The DB5's distinctive cowled headlamps had first appeared on the DB4GT and the newcomer was the same size as the lengthened Series V DB4. Outwardly, there was little to distinguish the DB5 from the last of the DB4s apart from twin fuel filler caps, though these had already appeared on some cars. Beneath the skin however, there were numerous improvements including alternator electrics, Girling disc brakes instead of Dunlops, Sundym glass, electric windows and an oil pressure gauge as standard equipment.
From September 1964 the 314bhp, triple-Weber Vantage engine became available and was fitted to a total of 95 cars. The DB5 was also offered in convertible form (the 'Volante' name would not be applied to the soft-top Aston until the DB6's arrival) while independent coachbuilder Harold Radford offered a shooting brake conversion. 1,021 DB5s were manufactured between July 1963 and September 1965, a total that included 123 convertibles and 12 shooting brakes.
The DB5 was the first and remains the most famous of all the 'James Bond' Aston Martins, having appeared in no fewer than nine movies of the series, beginning with Goldfinger in 1964. Equipped with rocket launchers and sundry other gadgets, 007's DB5 was finished in Silver Birch with red interior, in which specification it was later issued by Corgi Toys.
This Aston Martin DB5 was first registered in 1965 and supplied new to a Mr J. Adamson in Yorkshire. The car was initially specified in the tasteful combination of Autumn gold over a beige Connolly VM 846 hide. The car was well enjoyed by its first owners (having also been registered to a Mr. P. Ferreira at the time) and covered over 50,000 miles by 1973. During this time the car would see diligent maintenance including: the removal of the engine, fitting and grinding in a new set of valves, compression testing and having new carburettor jets fitted, which is a testament to how conscientious the early ownership of this example was, in consideration of its mileage.
The car continued to be in service, although with a greatly reduced annual milage, throughout the 70s to the millennium, after which it underwent an exhaustive body-off restoration with Mitchell Motors Chicklade, commencing in 2002, which included: 600 hours of metalwork, a 400 hour repaint to a concours standard, a complete new suite of hydraulic and electronic ancillaries, and an optional uprated suspension Handling Package.
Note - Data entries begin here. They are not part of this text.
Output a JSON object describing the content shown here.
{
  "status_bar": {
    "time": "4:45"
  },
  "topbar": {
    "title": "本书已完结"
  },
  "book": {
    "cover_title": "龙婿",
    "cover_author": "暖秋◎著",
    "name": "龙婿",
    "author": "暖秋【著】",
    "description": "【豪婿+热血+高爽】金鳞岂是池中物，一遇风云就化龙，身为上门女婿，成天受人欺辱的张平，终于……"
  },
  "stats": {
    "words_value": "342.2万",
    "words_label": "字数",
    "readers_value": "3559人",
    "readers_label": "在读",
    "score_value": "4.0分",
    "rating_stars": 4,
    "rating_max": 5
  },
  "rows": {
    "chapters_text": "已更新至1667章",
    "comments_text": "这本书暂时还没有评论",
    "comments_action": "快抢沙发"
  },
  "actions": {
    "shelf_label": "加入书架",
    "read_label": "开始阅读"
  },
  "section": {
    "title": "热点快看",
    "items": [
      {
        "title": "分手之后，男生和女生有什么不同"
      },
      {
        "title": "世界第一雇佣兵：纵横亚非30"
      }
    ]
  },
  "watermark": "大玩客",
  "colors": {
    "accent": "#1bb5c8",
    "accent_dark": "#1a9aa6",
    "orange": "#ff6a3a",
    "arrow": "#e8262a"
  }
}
The work also now sees the car finished in the iconic Silver Birch over Red. Post restoration, the car saw light use and received religiously regular maintenance with the specialists including, but not limited to: D. S. Purcell, The Haynes International Motor Museum, and Marksdanes.
Its most recent service was undertaken in August 2023 by Nicholas Mee, where over £4,000 of work was completed, which, as well as the routine 2,500-mile manufacturer specified service, also included clutch fluid reservoir replacement, the removal of fuel tanks, and disassembly of carburettors to ensure optimal running.
The car presents in an exceedingly tidy condition and in a highly desired colour combination, and provides the opportunity to own an exceptionally well maintained and restored icon of 1960s history. It is presently adorned with a kilometer speedometer for the previous owner, as well as Vantage side badges, and a discrete yet modern in fuction retrofitted Air Conditioning unit and Becker Monaco Stereo.
This beautiful example of Aston Martin's famed DB5 is available to view at our showrooms just outside London immediately, presenting in the iconic hue of Silver Birch and having been recently prepared for sale by Nicholas Mee.